= What you will do =
Copy every line of the data in which the word "from" occurs.

--- Input data Enclosed Below ---

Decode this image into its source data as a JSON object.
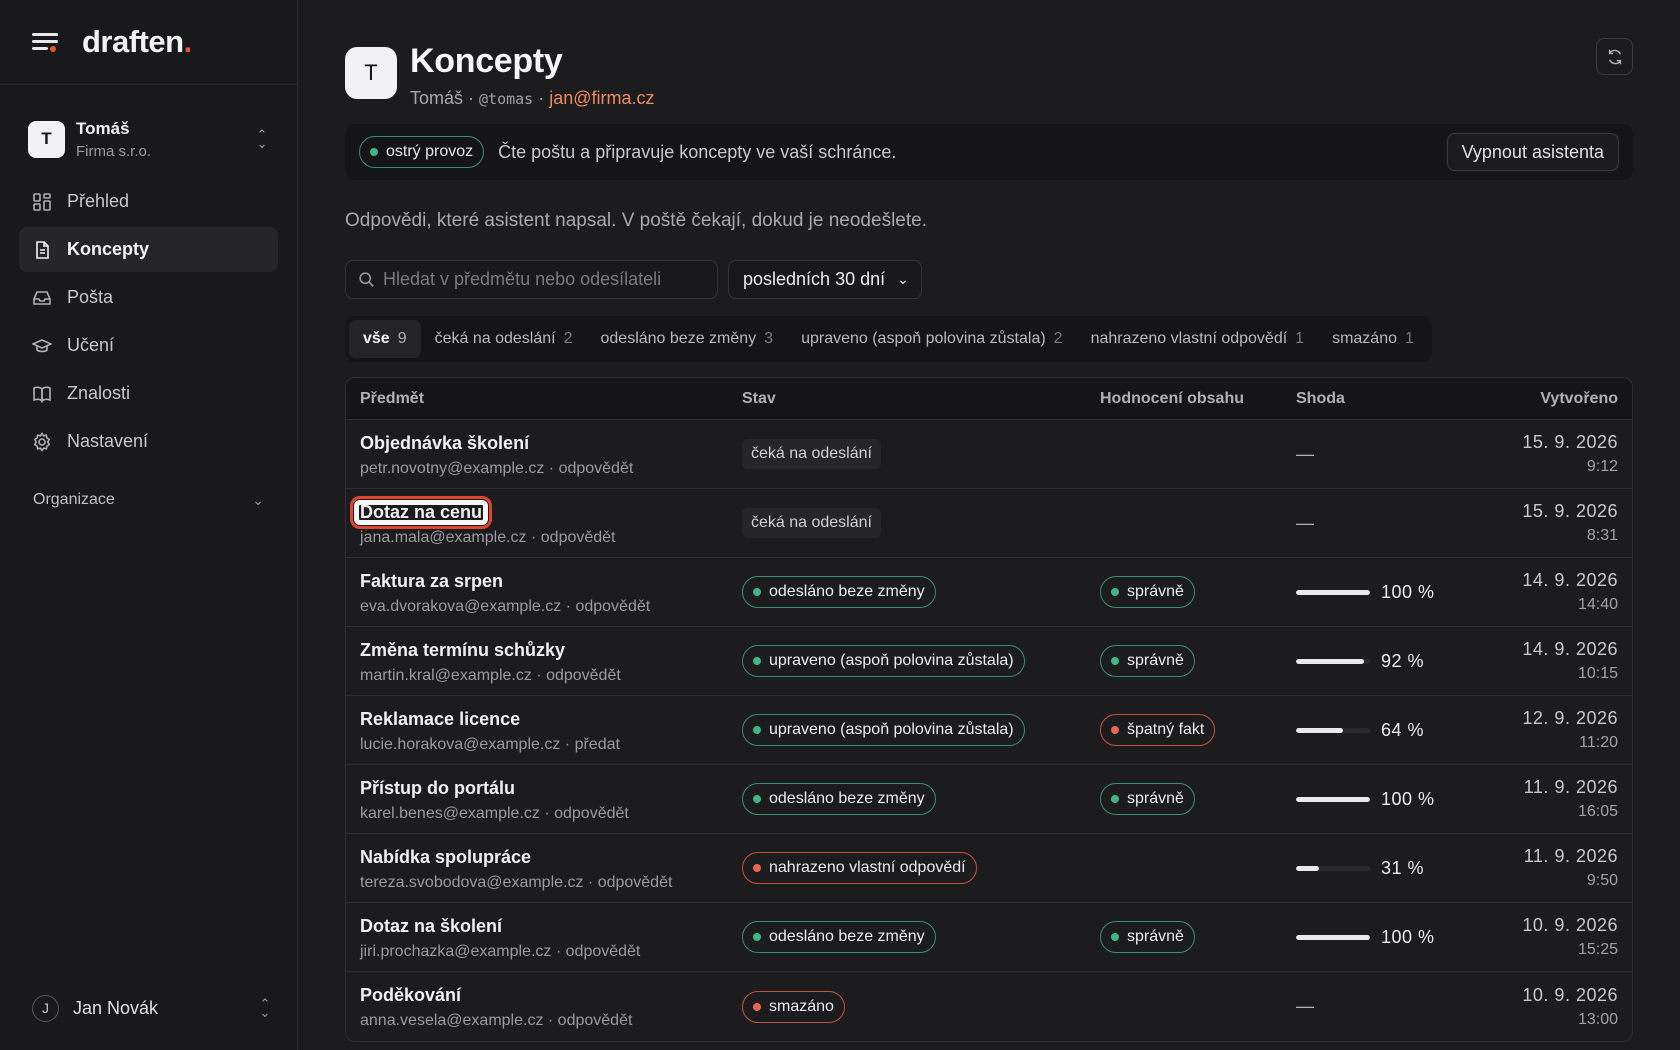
{
  "app": {
    "logo_text": "draften",
    "logo_accent": ".",
    "accent_color": "#e8552f"
  },
  "account": {
    "initial": "T",
    "name": "Tomáš",
    "org": "Firma s.r.o."
  },
  "nav": [
    {
      "label": "Přehled",
      "icon": "grid-icon"
    },
    {
      "label": "Koncepty",
      "icon": "document-icon",
      "active": true
    },
    {
      "label": "Pošta",
      "icon": "inbox-icon"
    },
    {
      "label": "Učení",
      "icon": "graduation-cap-icon"
    },
    {
      "label": "Znalosti",
      "icon": "book-icon"
    },
    {
      "label": "Nastavení",
      "icon": "gear-icon"
    }
  ],
  "org_section": {
    "label": "Organizace"
  },
  "user": {
    "initial": "J",
    "name": "Jan Novák"
  },
  "header": {
    "avatar_initial": "T",
    "title": "Koncepty",
    "name": "Tomáš",
    "sep1": " · ",
    "handle": "@tomas",
    "sep2": " · ",
    "email": "jan@firma.cz"
  },
  "status_bar": {
    "badge": "ostrý provoz",
    "text": "Čte poštu a připravuje koncepty ve vaší schránce.",
    "button": "Vypnout asistenta"
  },
  "intro": "Odpovědi, které asistent napsal. V poště čekají, dokud je neodešlete.",
  "search": {
    "placeholder": "Hledat v předmětu nebo odesílateli",
    "value": ""
  },
  "period_select": {
    "value": "posledních 30 dní"
  },
  "filters": [
    {
      "label": "vše",
      "count": "9",
      "active": true
    },
    {
      "label": "čeká na odeslání",
      "count": "2"
    },
    {
      "label": "odesláno beze změny",
      "count": "3"
    },
    {
      "label": "upraveno (aspoň polovina zůstala)",
      "count": "2"
    },
    {
      "label": "nahrazeno vlastní odpovědí",
      "count": "1"
    },
    {
      "label": "smazáno",
      "count": "1"
    }
  ],
  "table": {
    "columns": [
      "Předmět",
      "Stav",
      "Hodnocení obsahu",
      "Shoda",
      "Vytvořeno"
    ],
    "rows": [
      {
        "subject": "Objednávka školení",
        "from": "petr.novotny@example.cz",
        "action": "odpovědět",
        "status": "čeká na odeslání",
        "status_kind": "neutral",
        "rating": "",
        "rating_kind": "",
        "match": null,
        "match_text": "—",
        "date": "15. 9. 2026",
        "time": "9:12"
      },
      {
        "subject": "Dotaz na cenu",
        "from": "jana.mala@example.cz",
        "action": "odpovědět",
        "status": "čeká na odeslání",
        "status_kind": "neutral",
        "rating": "",
        "rating_kind": "",
        "match": null,
        "match_text": "—",
        "date": "15. 9. 2026",
        "time": "8:31",
        "highlight": true
      },
      {
        "subject": "Faktura za srpen",
        "from": "eva.dvorakova@example.cz",
        "action": "odpovědět",
        "status": "odesláno beze změny",
        "status_kind": "green",
        "rating": "správně",
        "rating_kind": "green",
        "match": 100,
        "match_text": "100 %",
        "date": "14. 9. 2026",
        "time": "14:40"
      },
      {
        "subject": "Změna termínu schůzky",
        "from": "martin.kral@example.cz",
        "action": "odpovědět",
        "status": "upraveno (aspoň polovina zůstala)",
        "status_kind": "green",
        "rating": "správně",
        "rating_kind": "green",
        "match": 92,
        "match_text": "92 %",
        "date": "14. 9. 2026",
        "time": "10:15"
      },
      {
        "subject": "Reklamace licence",
        "from": "lucie.horakova@example.cz",
        "action": "předat",
        "status": "upraveno (aspoň polovina zůstala)",
        "status_kind": "green",
        "rating": "špatný fakt",
        "rating_kind": "red",
        "match": 64,
        "match_text": "64 %",
        "date": "12. 9. 2026",
        "time": "11:20"
      },
      {
        "subject": "Přístup do portálu",
        "from": "karel.benes@example.cz",
        "action": "odpovědět",
        "status": "odesláno beze změny",
        "status_kind": "green",
        "rating": "správně",
        "rating_kind": "green",
        "match": 100,
        "match_text": "100 %",
        "date": "11. 9. 2026",
        "time": "16:05"
      },
      {
        "subject": "Nabídka spolupráce",
        "from": "tereza.svobodova@example.cz",
        "action": "odpovědět",
        "status": "nahrazeno vlastní odpovědí",
        "status_kind": "red",
        "rating": "",
        "rating_kind": "",
        "match": 31,
        "match_text": "31 %",
        "date": "11. 9. 2026",
        "time": "9:50"
      },
      {
        "subject": "Dotaz na školení",
        "from": "jiri.prochazka@example.cz",
        "action": "odpovědět",
        "status": "odesláno beze změny",
        "status_kind": "green",
        "rating": "správně",
        "rating_kind": "green",
        "match": 100,
        "match_text": "100 %",
        "date": "10. 9. 2026",
        "time": "15:25"
      },
      {
        "subject": "Poděkování",
        "from": "anna.vesela@example.cz",
        "action": "odpovědět",
        "status": "smazáno",
        "status_kind": "red",
        "rating": "",
        "rating_kind": "",
        "match": null,
        "match_text": "—",
        "date": "10. 9. 2026",
        "time": "13:00"
      }
    ]
  }
}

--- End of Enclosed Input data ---

= Result of the exercise =
        "from": "petr.novotny@example.cz",
        "from": "jana.mala@example.cz",
        "from": "eva.dvorakova@example.cz",
        "from": "martin.kral@example.cz",
        "from": "lucie.horakova@example.cz",
        "from": "karel.benes@example.cz",
        "from": "tereza.svobodova@example.cz",
        "from": "jiri.prochazka@example.cz",
        "from": "anna.vesela@example.cz",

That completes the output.